(Entries from a dataset of interfaces)
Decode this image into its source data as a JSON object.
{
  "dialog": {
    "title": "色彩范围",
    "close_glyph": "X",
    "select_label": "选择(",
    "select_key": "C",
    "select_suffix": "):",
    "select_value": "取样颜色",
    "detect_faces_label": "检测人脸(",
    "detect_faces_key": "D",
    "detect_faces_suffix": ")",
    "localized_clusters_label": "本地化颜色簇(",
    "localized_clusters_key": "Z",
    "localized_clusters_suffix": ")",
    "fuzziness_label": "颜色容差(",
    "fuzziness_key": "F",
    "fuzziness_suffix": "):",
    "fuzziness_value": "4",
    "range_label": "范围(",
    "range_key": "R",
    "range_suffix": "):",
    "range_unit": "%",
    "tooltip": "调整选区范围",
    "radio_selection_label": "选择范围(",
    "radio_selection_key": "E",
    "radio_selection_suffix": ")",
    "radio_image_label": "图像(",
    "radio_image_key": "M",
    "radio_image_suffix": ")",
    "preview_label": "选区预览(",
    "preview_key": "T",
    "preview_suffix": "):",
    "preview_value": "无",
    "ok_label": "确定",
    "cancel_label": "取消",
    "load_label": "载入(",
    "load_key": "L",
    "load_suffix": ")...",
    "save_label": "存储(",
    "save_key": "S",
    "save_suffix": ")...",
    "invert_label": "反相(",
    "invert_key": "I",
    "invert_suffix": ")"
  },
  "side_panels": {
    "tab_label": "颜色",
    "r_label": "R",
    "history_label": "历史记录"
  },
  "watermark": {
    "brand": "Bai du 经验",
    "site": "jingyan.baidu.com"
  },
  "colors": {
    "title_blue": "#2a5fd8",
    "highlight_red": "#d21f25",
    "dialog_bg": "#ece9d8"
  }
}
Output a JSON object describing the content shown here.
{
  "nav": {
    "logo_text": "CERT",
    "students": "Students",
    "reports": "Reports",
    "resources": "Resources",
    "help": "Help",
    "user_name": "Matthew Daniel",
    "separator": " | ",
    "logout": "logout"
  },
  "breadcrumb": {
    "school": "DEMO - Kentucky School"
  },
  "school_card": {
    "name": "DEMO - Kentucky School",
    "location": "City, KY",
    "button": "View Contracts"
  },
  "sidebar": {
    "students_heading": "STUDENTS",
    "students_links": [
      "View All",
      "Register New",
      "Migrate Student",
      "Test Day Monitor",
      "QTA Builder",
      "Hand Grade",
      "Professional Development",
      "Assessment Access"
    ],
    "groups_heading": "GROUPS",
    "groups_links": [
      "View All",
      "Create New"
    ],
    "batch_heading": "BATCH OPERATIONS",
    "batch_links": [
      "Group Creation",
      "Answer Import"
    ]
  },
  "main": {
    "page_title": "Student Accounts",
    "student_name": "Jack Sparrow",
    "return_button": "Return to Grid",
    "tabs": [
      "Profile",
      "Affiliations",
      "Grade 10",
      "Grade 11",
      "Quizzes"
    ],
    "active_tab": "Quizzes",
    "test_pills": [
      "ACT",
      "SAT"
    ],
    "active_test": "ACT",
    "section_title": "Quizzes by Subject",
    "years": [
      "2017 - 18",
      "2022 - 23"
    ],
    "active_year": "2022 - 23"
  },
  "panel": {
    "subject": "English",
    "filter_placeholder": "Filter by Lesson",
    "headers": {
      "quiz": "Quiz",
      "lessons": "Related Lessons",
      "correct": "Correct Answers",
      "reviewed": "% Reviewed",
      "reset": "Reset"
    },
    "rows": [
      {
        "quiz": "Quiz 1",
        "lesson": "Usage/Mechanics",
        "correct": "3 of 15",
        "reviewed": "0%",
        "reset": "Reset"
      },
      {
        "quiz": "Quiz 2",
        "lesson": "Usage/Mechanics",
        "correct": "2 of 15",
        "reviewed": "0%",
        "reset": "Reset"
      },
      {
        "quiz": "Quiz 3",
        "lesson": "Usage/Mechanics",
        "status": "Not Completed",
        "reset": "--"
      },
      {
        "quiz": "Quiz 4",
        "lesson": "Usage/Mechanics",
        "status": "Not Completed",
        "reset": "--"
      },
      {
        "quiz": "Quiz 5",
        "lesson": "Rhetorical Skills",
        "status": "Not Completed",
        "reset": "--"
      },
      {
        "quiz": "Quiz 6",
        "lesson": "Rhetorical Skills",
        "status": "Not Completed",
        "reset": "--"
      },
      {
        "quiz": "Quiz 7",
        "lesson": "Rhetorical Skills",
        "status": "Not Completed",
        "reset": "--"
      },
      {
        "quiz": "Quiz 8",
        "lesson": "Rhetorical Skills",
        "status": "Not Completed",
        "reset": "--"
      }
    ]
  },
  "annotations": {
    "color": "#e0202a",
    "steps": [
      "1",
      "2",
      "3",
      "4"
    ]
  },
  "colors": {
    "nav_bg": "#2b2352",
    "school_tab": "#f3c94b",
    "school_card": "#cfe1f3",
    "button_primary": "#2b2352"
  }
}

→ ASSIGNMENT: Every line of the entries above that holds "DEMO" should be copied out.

→ RESULT OF THE EXERCISE:
    "school": "DEMO - Kentucky School"
    "name": "DEMO - Kentucky School",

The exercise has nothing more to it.